the set into [0,N] must be exhibited. The "card" function is available
for finite sets:
\begin{spec}
inj_set(S): (nonempty?[nat]) =
{ n | EXISTS (f : [(S)->below[n]]) : injective?(f) }
card(S): nat = min(inj_set(S))
\end{spec}
All of the standard properties about card have been proved and are available:
\begin{spec}
card_union : THEOREM card(union(A,B)) = card(A) + card(B) -
card(intersection(A,B))
card_add : THEOREM card(add(x,S)) = card(S) +
IF S(x) THEN 0 ELSE 1 ENDIF
card_remove : THEOREM card(remove(x,S)) = card(S) -
IF S(x) THEN 1 ELSE 0 ENDIF
card_subset : THEOREM subset?(A,B) IMPLIES card(A) <= card(B)
card_emptyset : THEOREM card(emptyset[T]) = 0
card_singleton: THEOREM card(singleton(x)) = 1
\end{spec}
\section{Alternate Definition of Graph and Implications/Tradeoffs}
\begin{spec}
graph: TYPE = [# vertices : set[T],

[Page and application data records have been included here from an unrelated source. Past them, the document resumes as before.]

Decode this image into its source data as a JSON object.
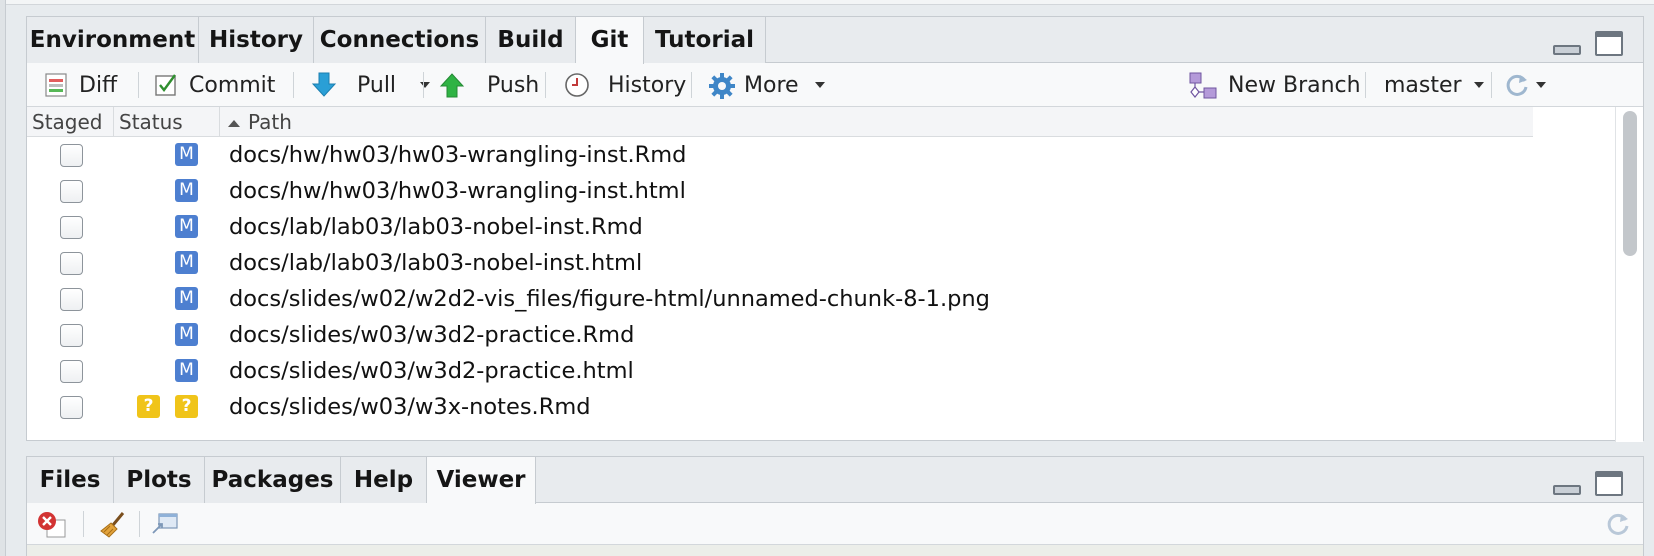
{
  "top_pane": {
    "tabs": [
      {
        "label": "Environment",
        "active": false
      },
      {
        "label": "History",
        "active": false
      },
      {
        "label": "Connections",
        "active": false
      },
      {
        "label": "Build",
        "active": false
      },
      {
        "label": "Git",
        "active": true
      },
      {
        "label": "Tutorial",
        "active": false
      }
    ],
    "toolbar": {
      "diff_label": "Diff",
      "commit_label": "Commit",
      "pull_label": "Pull",
      "push_label": "Push",
      "history_label": "History",
      "more_label": "More",
      "new_branch_label": "New Branch",
      "branch_value": "master"
    },
    "columns": {
      "staged": "Staged",
      "status": "Status",
      "path": "Path"
    },
    "files": [
      {
        "staged": false,
        "status": [
          "",
          "M"
        ],
        "path": "docs/hw/hw03/hw03-wrangling-inst.Rmd"
      },
      {
        "staged": false,
        "status": [
          "",
          "M"
        ],
        "path": "docs/hw/hw03/hw03-wrangling-inst.html"
      },
      {
        "staged": false,
        "status": [
          "",
          "M"
        ],
        "path": "docs/lab/lab03/lab03-nobel-inst.Rmd"
      },
      {
        "staged": false,
        "status": [
          "",
          "M"
        ],
        "path": "docs/lab/lab03/lab03-nobel-inst.html"
      },
      {
        "staged": false,
        "status": [
          "",
          "M"
        ],
        "path": "docs/slides/w02/w2d2-vis_files/figure-html/unnamed-chunk-8-1.png"
      },
      {
        "staged": false,
        "status": [
          "",
          "M"
        ],
        "path": "docs/slides/w03/w3d2-practice.Rmd"
      },
      {
        "staged": false,
        "status": [
          "",
          "M"
        ],
        "path": "docs/slides/w03/w3d2-practice.html"
      },
      {
        "staged": false,
        "status": [
          "?",
          "?"
        ],
        "path": "docs/slides/w03/w3x-notes.Rmd"
      }
    ]
  },
  "bottom_pane": {
    "tabs": [
      {
        "label": "Files",
        "active": false
      },
      {
        "label": "Plots",
        "active": false
      },
      {
        "label": "Packages",
        "active": false
      },
      {
        "label": "Help",
        "active": false
      },
      {
        "label": "Viewer",
        "active": true
      }
    ]
  },
  "colors": {
    "modified_badge": "#4d7fd0",
    "untracked_badge": "#f0c419",
    "pull_arrow": "#2a9fd6",
    "push_arrow": "#2fb344"
  }
}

edges: set[doubleton[T]] #]
\end{spec}
\bibliographystyle{/home/rwb/bib/NASA}
\bibliography{/home/rwb/bib/database}
\end{document}